● PROBLEM STATEMENT: All of the data is to be copied word for word.

[Stored dataset items]

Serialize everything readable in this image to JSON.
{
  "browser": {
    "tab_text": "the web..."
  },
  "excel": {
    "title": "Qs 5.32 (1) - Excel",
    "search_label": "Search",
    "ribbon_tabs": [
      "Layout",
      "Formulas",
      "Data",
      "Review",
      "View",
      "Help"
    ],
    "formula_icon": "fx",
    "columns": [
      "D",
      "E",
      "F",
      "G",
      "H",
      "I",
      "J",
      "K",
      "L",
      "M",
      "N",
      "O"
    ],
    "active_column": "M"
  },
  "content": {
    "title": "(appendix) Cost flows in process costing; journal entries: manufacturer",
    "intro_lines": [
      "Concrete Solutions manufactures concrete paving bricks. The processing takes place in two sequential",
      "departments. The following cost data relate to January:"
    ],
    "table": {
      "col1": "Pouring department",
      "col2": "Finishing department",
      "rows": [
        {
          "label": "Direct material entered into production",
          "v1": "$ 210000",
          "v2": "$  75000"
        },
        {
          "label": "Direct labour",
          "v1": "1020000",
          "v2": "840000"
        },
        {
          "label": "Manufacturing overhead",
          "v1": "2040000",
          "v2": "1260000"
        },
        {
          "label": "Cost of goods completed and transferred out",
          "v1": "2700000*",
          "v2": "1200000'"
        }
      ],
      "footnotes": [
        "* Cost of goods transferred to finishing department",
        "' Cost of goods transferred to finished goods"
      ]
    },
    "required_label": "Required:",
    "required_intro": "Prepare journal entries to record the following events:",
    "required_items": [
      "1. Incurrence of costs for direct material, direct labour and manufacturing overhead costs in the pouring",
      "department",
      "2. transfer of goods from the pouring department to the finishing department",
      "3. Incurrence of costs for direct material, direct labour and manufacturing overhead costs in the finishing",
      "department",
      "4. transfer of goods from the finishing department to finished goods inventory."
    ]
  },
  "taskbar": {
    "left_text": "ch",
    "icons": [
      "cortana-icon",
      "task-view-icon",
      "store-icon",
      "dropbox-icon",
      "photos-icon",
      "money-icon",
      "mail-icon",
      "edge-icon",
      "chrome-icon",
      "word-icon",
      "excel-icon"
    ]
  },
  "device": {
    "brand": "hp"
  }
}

● EXERCISE ANSWER:
Serialize everything readable in this image to JSON.
{
  "browser": {
    "tab_text": "the web..."
  },
  "excel": {
    "title": "Qs 5.32 (1) - Excel",
    "search_label": "Search",
    "ribbon_tabs": [
      "Layout",
      "Formulas",
      "Data",
      "Review",
      "View",
      "Help"
    ],
    "formula_icon": "fx",
    "columns": [
      "D",
      "E",
      "F",
      "G",
      "H",
      "I",
      "J",
      "K",
      "L",
      "M",
      "N",
      "O"
    ],
    "active_column": "M"
  },
  "content": {
    "title": "(appendix) Cost flows in process costing; journal entries: manufacturer",
    "intro_lines": [
      "Concrete Solutions manufactures concrete paving bricks. The processing takes place in two sequential",
      "departments. The following cost data relate to January:"
    ],
    "table": {
      "col1": "Pouring department",
      "col2": "Finishing department",
      "rows": [
        {
          "label": "Direct material entered into production",
          "v1": "$ 210000",
          "v2": "$  75000"
        },
        {
          "label": "Direct labour",
          "v1": "1020000",
          "v2": "840000"
        },
        {
          "label": "Manufacturing overhead",
          "v1": "2040000",
          "v2": "1260000"
        },
        {
          "label": "Cost of goods completed and transferred out",
          "v1": "2700000*",
          "v2": "1200000'"
        }
      ],
      "footnotes": [
        "* Cost of goods transferred to finishing department",
        "' Cost of goods transferred to finished goods"
      ]
    },
    "required_label": "Required:",
    "required_intro": "Prepare journal entries to record the following events:",
    "required_items": [
      "1. Incurrence of costs for direct material, direct labour and manufacturing overhead costs in the pouring",
      "department",
      "2. transfer of goods from the pouring department to the finishing department",
      "3. Incurrence of costs for direct material, direct labour and manufacturing overhead costs in the finishing",
      "department",
      "4. transfer of goods from the finishing department to finished goods inventory."
    ]
  },
  "taskbar": {
    "left_text": "ch",
    "icons": [
      "cortana-icon",
      "task-view-icon",
      "store-icon",
      "dropbox-icon",
      "photos-icon",
      "money-icon",
      "mail-icon",
      "edge-icon",
      "chrome-icon",
      "word-icon",
      "excel-icon"
    ]
  },
  "device": {
    "brand": "hp"
  }
}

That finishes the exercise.